» **The task**
The answer is every line in the data below that contains the word "group".

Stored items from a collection
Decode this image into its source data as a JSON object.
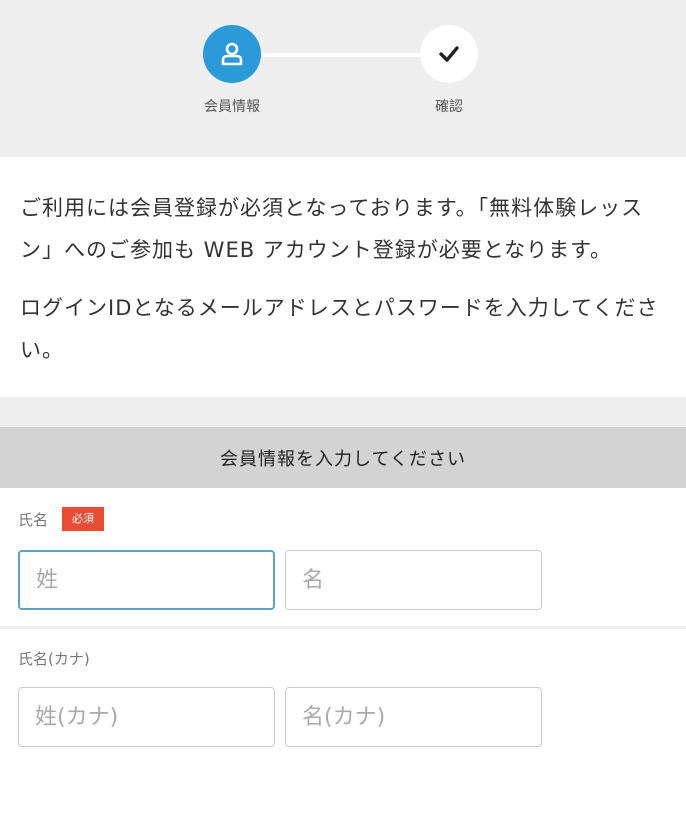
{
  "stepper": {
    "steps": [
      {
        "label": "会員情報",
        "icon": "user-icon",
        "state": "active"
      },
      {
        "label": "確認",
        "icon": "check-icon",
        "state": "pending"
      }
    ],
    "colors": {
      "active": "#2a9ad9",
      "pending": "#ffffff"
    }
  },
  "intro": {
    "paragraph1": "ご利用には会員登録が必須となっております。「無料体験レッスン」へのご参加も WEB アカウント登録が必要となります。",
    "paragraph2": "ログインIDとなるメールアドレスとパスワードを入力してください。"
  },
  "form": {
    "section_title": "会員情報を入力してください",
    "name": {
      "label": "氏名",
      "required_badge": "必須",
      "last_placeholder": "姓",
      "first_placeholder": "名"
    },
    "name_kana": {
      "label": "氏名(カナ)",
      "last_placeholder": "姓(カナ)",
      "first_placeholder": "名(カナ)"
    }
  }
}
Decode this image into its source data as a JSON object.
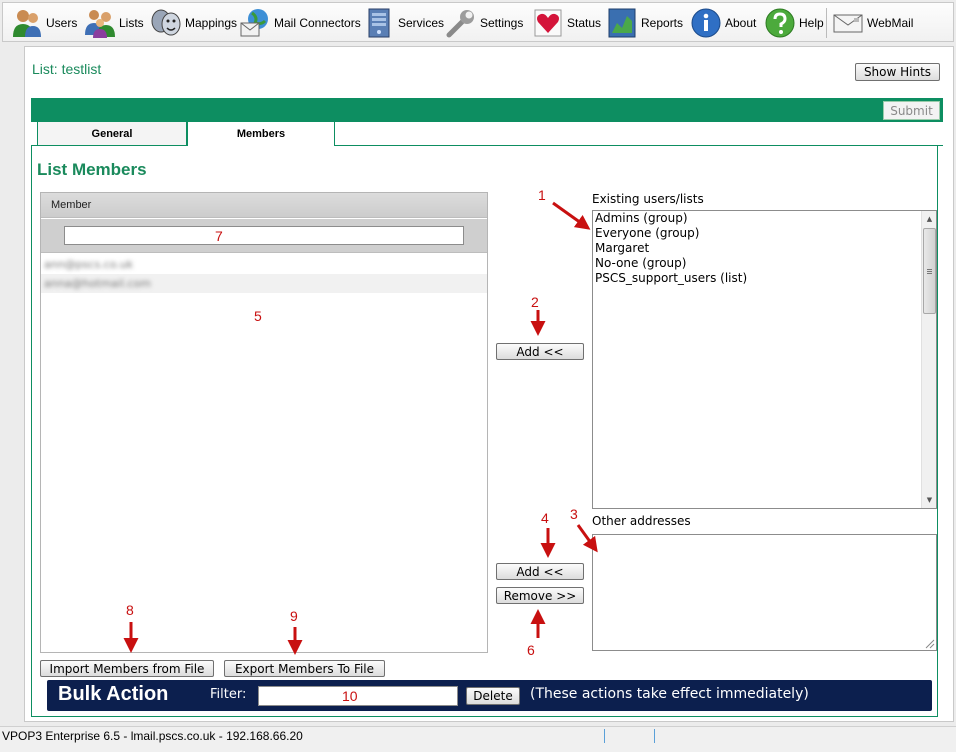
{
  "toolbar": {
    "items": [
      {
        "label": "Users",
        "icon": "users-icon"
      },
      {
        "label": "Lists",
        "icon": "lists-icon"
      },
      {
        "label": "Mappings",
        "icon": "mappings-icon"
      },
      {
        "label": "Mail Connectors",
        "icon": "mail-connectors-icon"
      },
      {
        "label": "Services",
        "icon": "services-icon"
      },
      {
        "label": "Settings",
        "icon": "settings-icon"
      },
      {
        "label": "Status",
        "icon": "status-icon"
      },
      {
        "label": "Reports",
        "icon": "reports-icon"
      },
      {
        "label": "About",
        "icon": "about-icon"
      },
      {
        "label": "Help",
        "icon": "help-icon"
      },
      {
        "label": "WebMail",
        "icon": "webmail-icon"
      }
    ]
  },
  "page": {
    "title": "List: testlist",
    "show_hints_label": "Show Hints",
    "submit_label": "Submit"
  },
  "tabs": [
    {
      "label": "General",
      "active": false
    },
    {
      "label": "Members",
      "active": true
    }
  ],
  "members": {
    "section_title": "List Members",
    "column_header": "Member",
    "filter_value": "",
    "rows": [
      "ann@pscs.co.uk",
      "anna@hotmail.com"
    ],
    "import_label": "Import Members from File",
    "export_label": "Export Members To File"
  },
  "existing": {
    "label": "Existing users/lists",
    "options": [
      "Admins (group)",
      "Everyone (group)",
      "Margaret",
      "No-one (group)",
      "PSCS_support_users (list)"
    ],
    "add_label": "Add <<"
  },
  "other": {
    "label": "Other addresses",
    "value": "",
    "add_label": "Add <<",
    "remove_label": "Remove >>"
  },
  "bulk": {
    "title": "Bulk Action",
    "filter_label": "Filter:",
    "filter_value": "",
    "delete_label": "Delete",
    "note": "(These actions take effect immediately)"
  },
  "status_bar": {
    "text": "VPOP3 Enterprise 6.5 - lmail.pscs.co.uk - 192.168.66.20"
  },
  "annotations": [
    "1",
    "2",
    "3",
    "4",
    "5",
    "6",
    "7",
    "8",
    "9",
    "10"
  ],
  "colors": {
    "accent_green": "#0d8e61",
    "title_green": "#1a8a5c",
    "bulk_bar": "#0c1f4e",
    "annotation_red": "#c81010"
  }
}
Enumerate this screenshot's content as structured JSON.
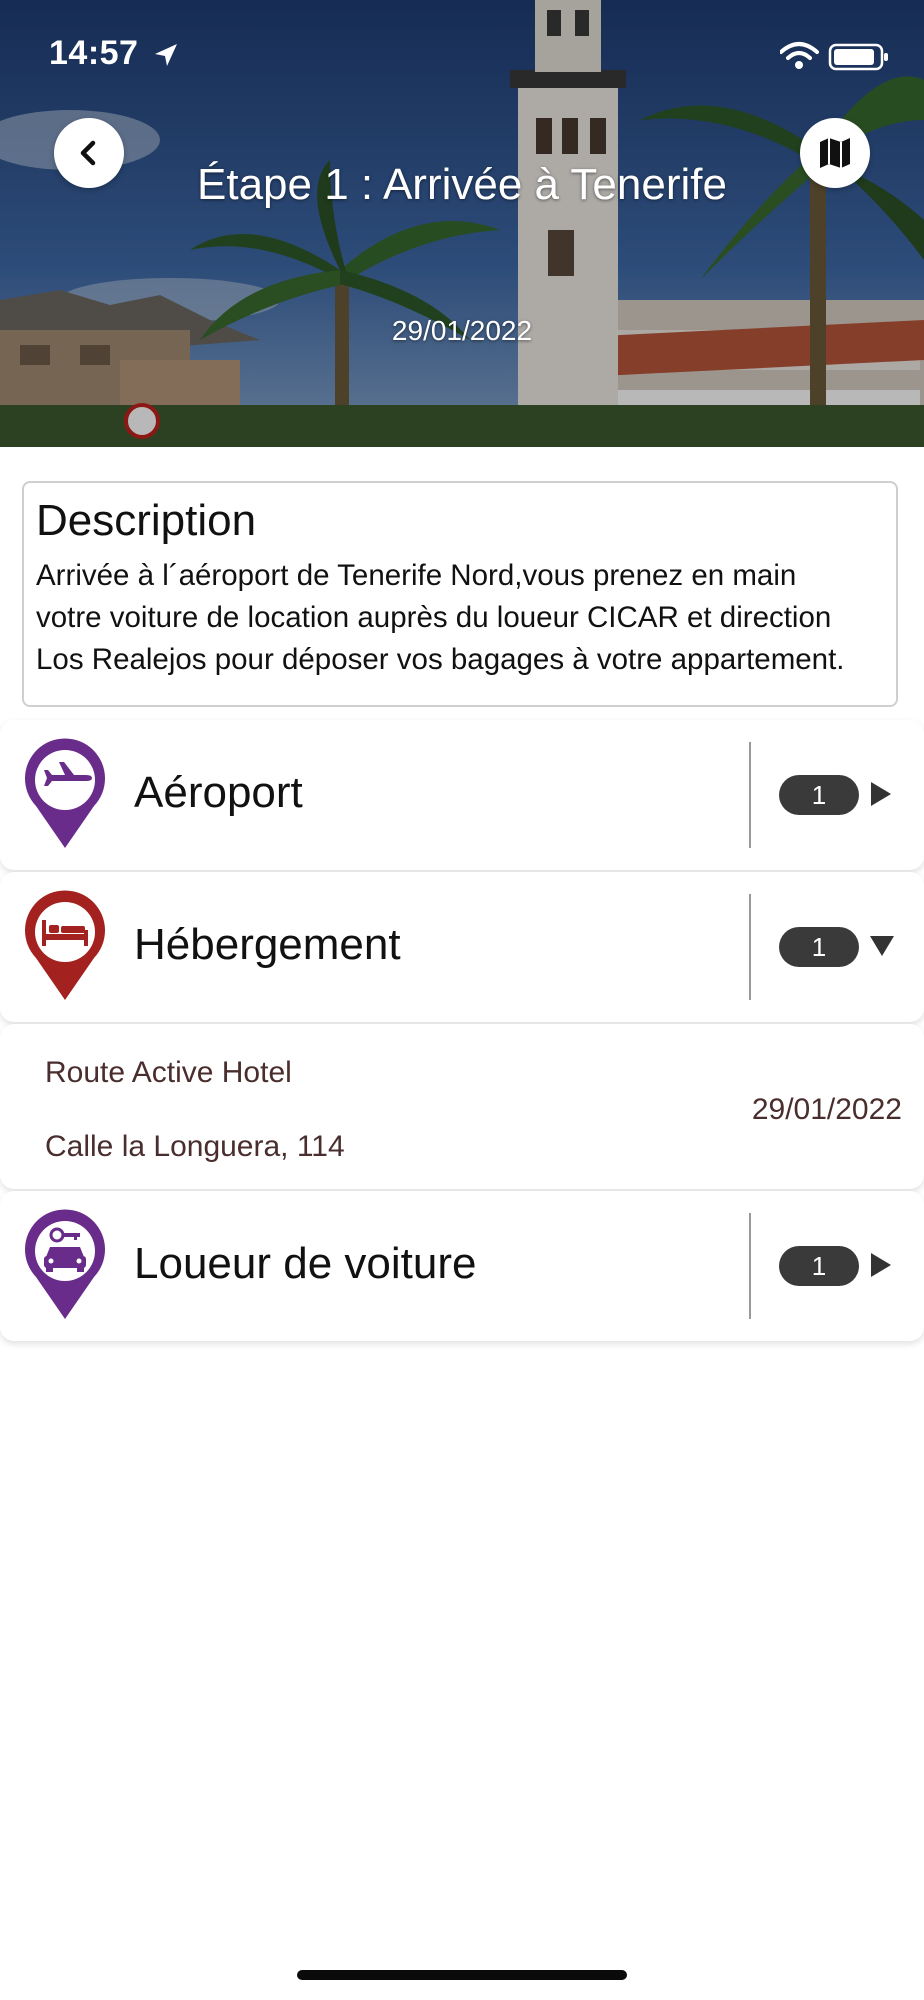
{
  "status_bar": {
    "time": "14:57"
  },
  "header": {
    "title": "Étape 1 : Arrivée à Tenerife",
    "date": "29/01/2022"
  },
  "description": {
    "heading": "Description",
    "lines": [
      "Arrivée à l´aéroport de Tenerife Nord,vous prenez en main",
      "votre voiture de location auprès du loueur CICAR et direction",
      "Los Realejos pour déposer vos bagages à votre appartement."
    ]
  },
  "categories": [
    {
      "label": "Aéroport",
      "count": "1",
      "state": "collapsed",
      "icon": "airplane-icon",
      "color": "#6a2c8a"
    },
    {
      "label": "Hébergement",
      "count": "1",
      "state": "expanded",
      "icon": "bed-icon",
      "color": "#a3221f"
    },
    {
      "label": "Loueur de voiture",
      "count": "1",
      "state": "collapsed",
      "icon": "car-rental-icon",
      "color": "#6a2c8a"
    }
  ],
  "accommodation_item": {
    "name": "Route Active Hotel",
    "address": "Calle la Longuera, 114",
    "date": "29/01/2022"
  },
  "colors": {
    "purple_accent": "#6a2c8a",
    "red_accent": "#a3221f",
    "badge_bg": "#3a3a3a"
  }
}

» **Expected output**
      "Admins (group)",
      "Everyone (group)",
      "No-one (group)",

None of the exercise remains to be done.